Putting Paul Westerberg behind a piano is often a recipe for some of his most moving work – and he’s deft at mixing humor with his pathos. Early in his career – with piano-driven songs like “Androgynous” – the laughs were a way to disguise the more emotional insight. “Androgynous,” despite its jokey lines, is at its heart about the freedom you feel from just being allowed to be and how, well, to borrow from Dan Savage, it gets better.
As Westerberg has gotten older, the humor has been more subtle, but no less adroitly deployed, and on “My Road Now,” a song that dropped onto the internet last Friday without any announcement – par for the course for him these last years – it’s no different. The song feels like an odd mix of a kiss-off missive and a sympathetic character sketch. “All you ever wanted to be was brave / so the kids couldn’t call you chicken / hear your name shouted on the street today / it’s guaranteed to make your pulse quicken,” sings Westerberg in the opening, but it’s not long before we hit the chorus where he informs his subject that “this is my road now / and you can hit it.” Later, when the subject hears their name called again their “skin is thickened.” But they “won’t know where the money went / you ain’t broke, but you’re badly bent.” “I don’t care when you go,” Westerberg sings after encouraging them to hit his road again.

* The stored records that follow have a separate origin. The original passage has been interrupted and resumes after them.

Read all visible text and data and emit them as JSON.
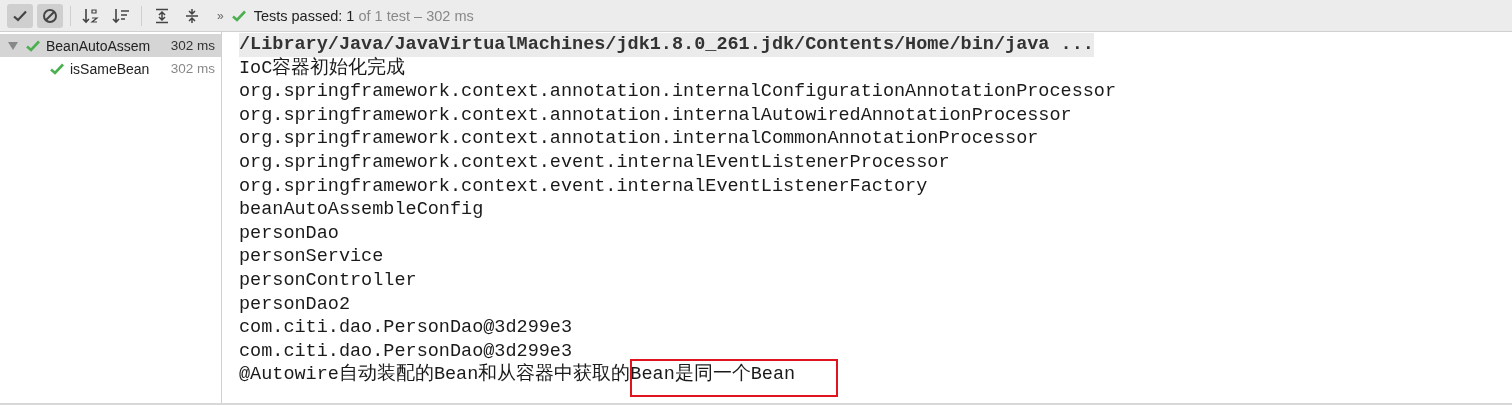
{
  "toolbar": {
    "buttons": [
      {
        "kind": "check",
        "pressed": true
      },
      {
        "kind": "cancel",
        "pressed": true
      },
      {
        "kind": "sort-alpha",
        "pressed": false
      },
      {
        "kind": "sort-duration",
        "pressed": false
      },
      {
        "kind": "expand",
        "pressed": false
      },
      {
        "kind": "collapse",
        "pressed": false
      }
    ],
    "more": "»",
    "status": {
      "passed": "Tests passed: 1",
      "rest": "of 1 test – 302 ms"
    }
  },
  "tree": [
    {
      "name": "BeanAutoAssem",
      "time": "302 ms",
      "passed": true,
      "expanded": true,
      "selected": true,
      "children": [
        {
          "name": "isSameBean",
          "time": "302 ms",
          "passed": true,
          "selected": false
        }
      ]
    }
  ],
  "console": {
    "lines": [
      {
        "kind": "command",
        "text": "/Library/Java/JavaVirtualMachines/jdk1.8.0_261.jdk/Contents/Home/bin/java ..."
      },
      {
        "kind": "output",
        "text": "IoC容器初始化完成"
      },
      {
        "kind": "output",
        "text": "org.springframework.context.annotation.internalConfigurationAnnotationProcessor"
      },
      {
        "kind": "output",
        "text": "org.springframework.context.annotation.internalAutowiredAnnotationProcessor"
      },
      {
        "kind": "output",
        "text": "org.springframework.context.annotation.internalCommonAnnotationProcessor"
      },
      {
        "kind": "output",
        "text": "org.springframework.context.event.internalEventListenerProcessor"
      },
      {
        "kind": "output",
        "text": "org.springframework.context.event.internalEventListenerFactory"
      },
      {
        "kind": "output",
        "text": "beanAutoAssembleConfig"
      },
      {
        "kind": "output",
        "text": "personDao"
      },
      {
        "kind": "output",
        "text": "personService"
      },
      {
        "kind": "output",
        "text": "personController"
      },
      {
        "kind": "output",
        "text": "personDao2"
      },
      {
        "kind": "output",
        "text": "com.citi.dao.PersonDao@3d299e3"
      },
      {
        "kind": "output",
        "text": "com.citi.dao.PersonDao@3d299e3"
      },
      {
        "kind": "output",
        "text": "@Autowire自动装配的Bean和从容器中获取的Bean是同一个Bean",
        "highlighted": true
      }
    ]
  }
}
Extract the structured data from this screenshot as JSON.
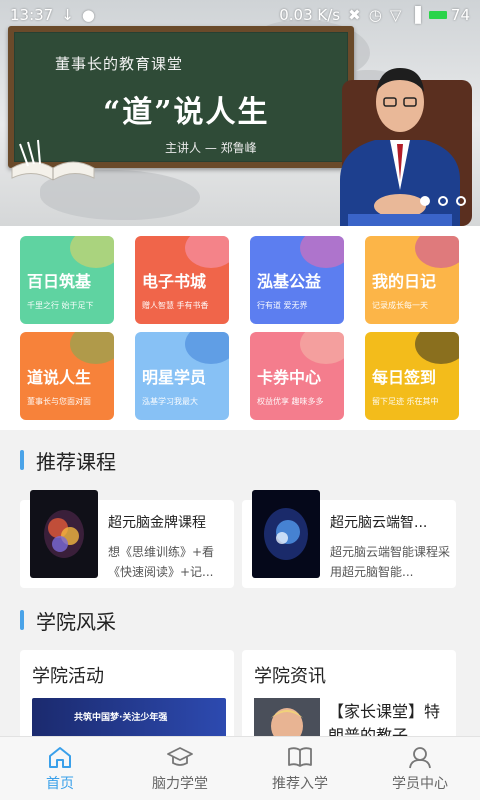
{
  "statusbar": {
    "time": "13:37",
    "speed": "0.03",
    "speed_unit": "K/s",
    "battery": "74"
  },
  "banner": {
    "board_line1": "董事长的教育课堂",
    "board_title": "“道”说人生",
    "board_speaker": "主讲人 — 郑鲁峰"
  },
  "tiles": [
    {
      "title": "百日筑基",
      "sub": "千里之行 始于足下",
      "color": "#5fd3a1"
    },
    {
      "title": "电子书城",
      "sub": "赠人智慧 手有书香",
      "color": "#f0654a"
    },
    {
      "title": "泓基公益",
      "sub": "行有道 爱无界",
      "color": "#5c7ef0"
    },
    {
      "title": "我的日记",
      "sub": "记录成长每一天",
      "color": "#fcb548"
    },
    {
      "title": "道说人生",
      "sub": "董事长与您面对面",
      "color": "#f7823a"
    },
    {
      "title": "明星学员",
      "sub": "泓基学习我最大",
      "color": "#87c1f5"
    },
    {
      "title": "卡券中心",
      "sub": "权益优享 趣味多多",
      "color": "#f47d8d"
    },
    {
      "title": "每日签到",
      "sub": "留下足迹 乐在其中",
      "color": "#f3bc1b"
    }
  ],
  "recommended": {
    "title": "推荐课程",
    "courses": [
      {
        "name": "超元脑金牌课程",
        "desc": "想《思维训练》+看《快速阅读》+记..."
      },
      {
        "name": "超元脑云端智...",
        "desc": "超元脑云端智能课程采用超元脑智能..."
      }
    ]
  },
  "college": {
    "title": "学院风采",
    "activity_title": "学院活动",
    "activity_banner": "共筑中国梦·关注少年强",
    "news_title": "学院资讯",
    "news_text": "【家长课堂】特朗普的教子"
  },
  "nav": {
    "items": [
      {
        "label": "首页",
        "icon": "home-icon"
      },
      {
        "label": "脑力学堂",
        "icon": "graduation-cap-icon"
      },
      {
        "label": "推荐入学",
        "icon": "book-icon"
      },
      {
        "label": "学员中心",
        "icon": "user-icon"
      }
    ]
  },
  "colors": {
    "accent": "#3aa0ea",
    "section_bar": "#4aa3e8"
  }
}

But then it’s the bizarre add-on line at the end, as he again encourages them to hit the road and “hit it like it owes you a whole lot of money.” And he repeats this line several times. Is it simply an off-kilter way of saying get out and get out quick, or is it an encouragement to ‘hit the road’ as in striking out for the future and hitting it with everything you have? The whole thing is a touch undermined (or, in Westerberg’s world, made more real) by his false start and mumbled “fuck me” at the beginning, but by the time he reaches the end of the song, there’s something oddly moving about the whole thing – the story is just as grey as most relationships and as he seems to sympathize, loathe and encourage in simultaneous bursts, the characters seem like another great addition to Westerberg’s gallery of wistful and wasted losers. words/ j neas